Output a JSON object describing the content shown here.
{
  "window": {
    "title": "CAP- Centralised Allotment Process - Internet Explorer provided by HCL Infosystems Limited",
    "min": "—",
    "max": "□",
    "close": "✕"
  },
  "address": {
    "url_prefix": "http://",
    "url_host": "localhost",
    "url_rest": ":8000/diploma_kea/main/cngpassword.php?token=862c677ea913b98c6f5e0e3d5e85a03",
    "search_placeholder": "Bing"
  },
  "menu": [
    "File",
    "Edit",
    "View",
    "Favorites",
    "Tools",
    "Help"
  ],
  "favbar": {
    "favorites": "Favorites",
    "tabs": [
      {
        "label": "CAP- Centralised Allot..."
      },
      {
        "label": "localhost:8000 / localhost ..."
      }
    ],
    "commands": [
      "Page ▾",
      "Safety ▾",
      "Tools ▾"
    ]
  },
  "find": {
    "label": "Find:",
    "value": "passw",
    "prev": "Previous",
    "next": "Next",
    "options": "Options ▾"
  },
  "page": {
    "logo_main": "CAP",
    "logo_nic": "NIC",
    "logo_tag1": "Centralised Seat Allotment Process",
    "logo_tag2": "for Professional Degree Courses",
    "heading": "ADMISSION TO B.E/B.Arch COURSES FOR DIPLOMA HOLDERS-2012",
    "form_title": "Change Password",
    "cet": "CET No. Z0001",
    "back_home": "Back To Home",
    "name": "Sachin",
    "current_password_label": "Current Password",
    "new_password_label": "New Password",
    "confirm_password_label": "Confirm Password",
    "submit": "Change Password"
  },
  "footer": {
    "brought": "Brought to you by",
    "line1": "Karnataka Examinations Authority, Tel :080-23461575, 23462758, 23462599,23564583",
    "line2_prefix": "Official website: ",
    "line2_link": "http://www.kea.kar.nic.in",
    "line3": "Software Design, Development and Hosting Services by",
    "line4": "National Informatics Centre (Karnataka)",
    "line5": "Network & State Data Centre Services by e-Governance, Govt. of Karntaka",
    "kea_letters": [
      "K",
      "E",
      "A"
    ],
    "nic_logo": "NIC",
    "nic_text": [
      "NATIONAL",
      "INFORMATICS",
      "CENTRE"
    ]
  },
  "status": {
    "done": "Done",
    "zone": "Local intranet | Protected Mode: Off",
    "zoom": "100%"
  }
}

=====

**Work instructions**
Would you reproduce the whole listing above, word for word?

**Solution**
Output a JSON object describing the content shown here.
{
  "window": {
    "title": "CAP- Centralised Allotment Process - Internet Explorer provided by HCL Infosystems Limited",
    "min": "—",
    "max": "□",
    "close": "✕"
  },
  "address": {
    "url_prefix": "http://",
    "url_host": "localhost",
    "url_rest": ":8000/diploma_kea/main/cngpassword.php?token=862c677ea913b98c6f5e0e3d5e85a03",
    "search_placeholder": "Bing"
  },
  "menu": [
    "File",
    "Edit",
    "View",
    "Favorites",
    "Tools",
    "Help"
  ],
  "favbar": {
    "favorites": "Favorites",
    "tabs": [
      {
        "label": "CAP- Centralised Allot..."
      },
      {
        "label": "localhost:8000 / localhost ..."
      }
    ],
    "commands": [
      "Page ▾",
      "Safety ▾",
      "Tools ▾"
    ]
  },
  "find": {
    "label": "Find:",
    "value": "passw",
    "prev": "Previous",
    "next": "Next",
    "options": "Options ▾"
  },
  "page": {
    "logo_main": "CAP",
    "logo_nic": "NIC",
    "logo_tag1": "Centralised Seat Allotment Process",
    "logo_tag2": "for Professional Degree Courses",
    "heading": "ADMISSION TO B.E/B.Arch COURSES FOR DIPLOMA HOLDERS-2012",
    "form_title": "Change Password",
    "cet": "CET No. Z0001",
    "back_home": "Back To Home",
    "name": "Sachin",
    "current_password_label": "Current Password",
    "new_password_label": "New Password",
    "confirm_password_label": "Confirm Password",
    "submit": "Change Password"
  },
  "footer": {
    "brought": "Brought to you by",
    "line1": "Karnataka Examinations Authority, Tel :080-23461575, 23462758, 23462599,23564583",
    "line2_prefix": "Official website: ",
    "line2_link": "http://www.kea.kar.nic.in",
    "line3": "Software Design, Development and Hosting Services by",
    "line4": "National Informatics Centre (Karnataka)",
    "line5": "Network & State Data Centre Services by e-Governance, Govt. of Karntaka",
    "kea_letters": [
      "K",
      "E",
      "A"
    ],
    "nic_logo": "NIC",
    "nic_text": [
      "NATIONAL",
      "INFORMATICS",
      "CENTRE"
    ]
  },
  "status": {
    "done": "Done",
    "zone": "Local intranet | Protected Mode: Off",
    "zoom": "100%"
  }
}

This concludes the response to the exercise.